BY: Mai Neng Moua - July 11, 2000, Tuesday

I am the angry Hmong woman from your July 6 article "Hmong confused over new citizen eligibility." I would like to explain why I am angry.

I thought the recently passed Hmong Veterans Naturalization Act would cover Hmong widows such as my mother. At the community dialogue sponsored by the offices of Rep. Bruce Vento and Sen. Paul Wellstone, the Immigration and Naturalization Services told me this was not so. So imagine how I, the daughter of a Hmong war widow, am feeling as I think about the deaths of my father, the 11 men in my extended family, and three of my four maternal uncles who were all soldiers in the U.S.-backed "Secret Army" and died in Laos. All the men in my life who are supposed to be here to take care of me and to guide my little brother into manhood are dead.

Finally, after a decade of hard work, America owns up to its role and responsibility in Laos by passing the Hmong Veterans Naturalization Act, which will make it easier for Hmong veterans to become U.S. citizens by waiving the English language requirement. Except that my mother and all the other widows won't qualify. This is absurd. Are their contributions and sacrifices not as valuable as those of Hmong men who fought and survived the war?

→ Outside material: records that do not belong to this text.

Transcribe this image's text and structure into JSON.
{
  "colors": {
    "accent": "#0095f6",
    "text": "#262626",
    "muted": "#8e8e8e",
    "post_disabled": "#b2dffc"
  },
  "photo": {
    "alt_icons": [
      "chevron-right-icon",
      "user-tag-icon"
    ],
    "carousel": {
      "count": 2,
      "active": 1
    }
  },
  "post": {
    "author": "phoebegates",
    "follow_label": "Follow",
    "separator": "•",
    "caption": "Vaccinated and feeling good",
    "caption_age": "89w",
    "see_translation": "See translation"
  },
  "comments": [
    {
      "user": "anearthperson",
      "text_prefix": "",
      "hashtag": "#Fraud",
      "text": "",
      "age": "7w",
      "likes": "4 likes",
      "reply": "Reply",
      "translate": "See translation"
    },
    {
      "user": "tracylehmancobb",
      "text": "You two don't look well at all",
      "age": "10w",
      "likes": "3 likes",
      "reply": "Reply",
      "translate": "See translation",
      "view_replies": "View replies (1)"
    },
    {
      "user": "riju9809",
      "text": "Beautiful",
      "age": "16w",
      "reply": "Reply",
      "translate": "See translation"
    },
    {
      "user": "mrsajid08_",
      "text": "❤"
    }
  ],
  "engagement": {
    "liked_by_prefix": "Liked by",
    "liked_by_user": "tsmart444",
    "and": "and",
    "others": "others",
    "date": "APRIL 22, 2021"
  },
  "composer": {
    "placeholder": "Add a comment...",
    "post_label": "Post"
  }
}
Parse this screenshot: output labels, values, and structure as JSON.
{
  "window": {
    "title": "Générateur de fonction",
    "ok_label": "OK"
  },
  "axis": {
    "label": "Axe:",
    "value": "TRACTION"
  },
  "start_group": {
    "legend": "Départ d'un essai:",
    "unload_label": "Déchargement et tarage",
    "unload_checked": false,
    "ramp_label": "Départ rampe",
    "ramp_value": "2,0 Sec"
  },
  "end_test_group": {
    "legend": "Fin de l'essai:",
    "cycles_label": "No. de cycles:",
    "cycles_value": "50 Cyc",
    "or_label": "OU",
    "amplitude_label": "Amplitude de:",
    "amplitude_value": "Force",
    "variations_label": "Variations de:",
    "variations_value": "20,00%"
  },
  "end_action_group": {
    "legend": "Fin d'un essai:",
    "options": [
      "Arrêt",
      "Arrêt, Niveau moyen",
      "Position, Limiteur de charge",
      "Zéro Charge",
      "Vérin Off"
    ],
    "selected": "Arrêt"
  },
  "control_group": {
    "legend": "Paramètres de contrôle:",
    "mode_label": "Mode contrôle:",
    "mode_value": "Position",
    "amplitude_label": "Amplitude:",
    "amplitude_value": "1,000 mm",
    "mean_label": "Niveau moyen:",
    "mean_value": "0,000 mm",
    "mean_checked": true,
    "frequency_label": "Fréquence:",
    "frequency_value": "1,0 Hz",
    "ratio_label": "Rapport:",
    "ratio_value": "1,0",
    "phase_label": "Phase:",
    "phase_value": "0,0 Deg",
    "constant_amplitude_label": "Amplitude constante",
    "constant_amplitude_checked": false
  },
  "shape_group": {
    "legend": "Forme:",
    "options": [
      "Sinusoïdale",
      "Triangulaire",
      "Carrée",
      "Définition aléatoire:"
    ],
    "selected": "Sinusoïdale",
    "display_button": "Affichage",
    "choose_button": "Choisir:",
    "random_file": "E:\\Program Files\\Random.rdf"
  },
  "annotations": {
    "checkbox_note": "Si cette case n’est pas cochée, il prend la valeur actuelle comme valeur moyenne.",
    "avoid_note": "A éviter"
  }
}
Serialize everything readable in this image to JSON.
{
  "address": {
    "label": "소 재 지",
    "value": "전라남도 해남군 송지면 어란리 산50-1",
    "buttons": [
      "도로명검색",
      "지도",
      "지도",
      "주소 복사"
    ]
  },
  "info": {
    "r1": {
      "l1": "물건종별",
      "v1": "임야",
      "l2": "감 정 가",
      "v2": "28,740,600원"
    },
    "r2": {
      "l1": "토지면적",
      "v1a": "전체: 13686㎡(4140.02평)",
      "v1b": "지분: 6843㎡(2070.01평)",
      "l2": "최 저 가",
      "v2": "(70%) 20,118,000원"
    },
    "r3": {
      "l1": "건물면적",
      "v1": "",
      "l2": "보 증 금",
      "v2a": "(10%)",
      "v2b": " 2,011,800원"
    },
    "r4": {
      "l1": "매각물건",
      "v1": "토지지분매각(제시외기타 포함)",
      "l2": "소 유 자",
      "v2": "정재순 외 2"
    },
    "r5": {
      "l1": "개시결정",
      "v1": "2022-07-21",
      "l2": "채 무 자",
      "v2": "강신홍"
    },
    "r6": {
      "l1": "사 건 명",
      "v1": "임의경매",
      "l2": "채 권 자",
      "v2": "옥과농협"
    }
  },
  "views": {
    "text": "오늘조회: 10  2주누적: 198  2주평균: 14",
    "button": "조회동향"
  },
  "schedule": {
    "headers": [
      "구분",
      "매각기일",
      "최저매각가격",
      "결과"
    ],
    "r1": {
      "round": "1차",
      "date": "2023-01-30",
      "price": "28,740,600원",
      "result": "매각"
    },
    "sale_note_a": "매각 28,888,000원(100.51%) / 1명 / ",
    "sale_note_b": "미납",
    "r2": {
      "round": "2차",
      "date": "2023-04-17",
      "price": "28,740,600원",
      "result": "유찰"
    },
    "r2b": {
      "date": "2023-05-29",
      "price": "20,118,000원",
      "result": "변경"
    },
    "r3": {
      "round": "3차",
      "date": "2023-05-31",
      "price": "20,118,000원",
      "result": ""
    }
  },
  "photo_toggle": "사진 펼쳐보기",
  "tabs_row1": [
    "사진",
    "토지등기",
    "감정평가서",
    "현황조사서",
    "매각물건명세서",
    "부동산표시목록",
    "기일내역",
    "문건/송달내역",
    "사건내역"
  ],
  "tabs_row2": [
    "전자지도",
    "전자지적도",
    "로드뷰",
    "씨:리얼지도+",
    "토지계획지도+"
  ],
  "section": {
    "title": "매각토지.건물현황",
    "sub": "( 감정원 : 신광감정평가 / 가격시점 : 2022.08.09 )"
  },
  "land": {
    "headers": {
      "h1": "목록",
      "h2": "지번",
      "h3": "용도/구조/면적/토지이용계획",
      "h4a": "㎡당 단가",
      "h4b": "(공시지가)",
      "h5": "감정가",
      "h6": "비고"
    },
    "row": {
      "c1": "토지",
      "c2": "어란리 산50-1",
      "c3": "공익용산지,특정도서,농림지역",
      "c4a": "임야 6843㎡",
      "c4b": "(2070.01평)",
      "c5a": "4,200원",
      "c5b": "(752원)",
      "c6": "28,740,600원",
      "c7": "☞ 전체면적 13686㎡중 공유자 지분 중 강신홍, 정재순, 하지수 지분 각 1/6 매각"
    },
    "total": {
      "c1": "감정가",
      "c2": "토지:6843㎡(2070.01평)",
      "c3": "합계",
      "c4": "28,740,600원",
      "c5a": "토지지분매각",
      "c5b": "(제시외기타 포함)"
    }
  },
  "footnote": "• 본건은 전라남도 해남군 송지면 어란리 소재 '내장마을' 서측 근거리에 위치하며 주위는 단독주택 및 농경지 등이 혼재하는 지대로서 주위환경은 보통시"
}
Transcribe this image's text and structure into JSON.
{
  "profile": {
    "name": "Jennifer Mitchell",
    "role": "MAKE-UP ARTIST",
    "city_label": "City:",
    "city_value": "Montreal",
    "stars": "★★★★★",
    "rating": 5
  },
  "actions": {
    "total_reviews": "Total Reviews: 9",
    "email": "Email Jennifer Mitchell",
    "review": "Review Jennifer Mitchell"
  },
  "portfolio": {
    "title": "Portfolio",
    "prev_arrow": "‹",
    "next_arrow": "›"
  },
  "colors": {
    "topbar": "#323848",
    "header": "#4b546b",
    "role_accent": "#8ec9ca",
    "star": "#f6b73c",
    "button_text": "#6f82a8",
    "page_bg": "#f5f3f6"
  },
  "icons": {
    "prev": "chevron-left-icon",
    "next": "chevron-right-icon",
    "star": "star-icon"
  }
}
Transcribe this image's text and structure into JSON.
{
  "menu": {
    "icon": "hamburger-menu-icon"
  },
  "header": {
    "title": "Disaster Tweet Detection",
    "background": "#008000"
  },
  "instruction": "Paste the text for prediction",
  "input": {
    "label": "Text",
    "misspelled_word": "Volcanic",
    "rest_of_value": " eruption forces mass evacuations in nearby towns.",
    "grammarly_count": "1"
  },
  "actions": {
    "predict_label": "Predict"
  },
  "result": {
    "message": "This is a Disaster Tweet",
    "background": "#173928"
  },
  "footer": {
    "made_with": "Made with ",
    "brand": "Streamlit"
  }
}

Intentional or not, the effect is the same.

This patriarchal act, which recognizes living Hmong veterans as heroes, does nothing for my dead father and uncles. In addition, it is a token gesture that does not effect justice. For justice to be served, Hmong widows must be eligible to apply for the Hmong Veterans Naturalization Act. There is no just reason why this act should not apply to them.

Last Thursday night, when I saw my mother at her farm, I could not get myself to tell her about the act's exclusion of Hmong widows. I did not know what to say to her. When I go to Hmong elders to tell them about this new law, I will tell the Hmong widow who lost four of her sons and her husband not to apply because she is not eligible. She will ask me why she has been left out, and I will not know how to answer her because it makes no sense to me. As I watch her cry, I will not be able to give her an explanation that is just.

Mai Neng Moua. Public policy & advocacy coordinator, Institute for Education and Advocacy, Minneapolis.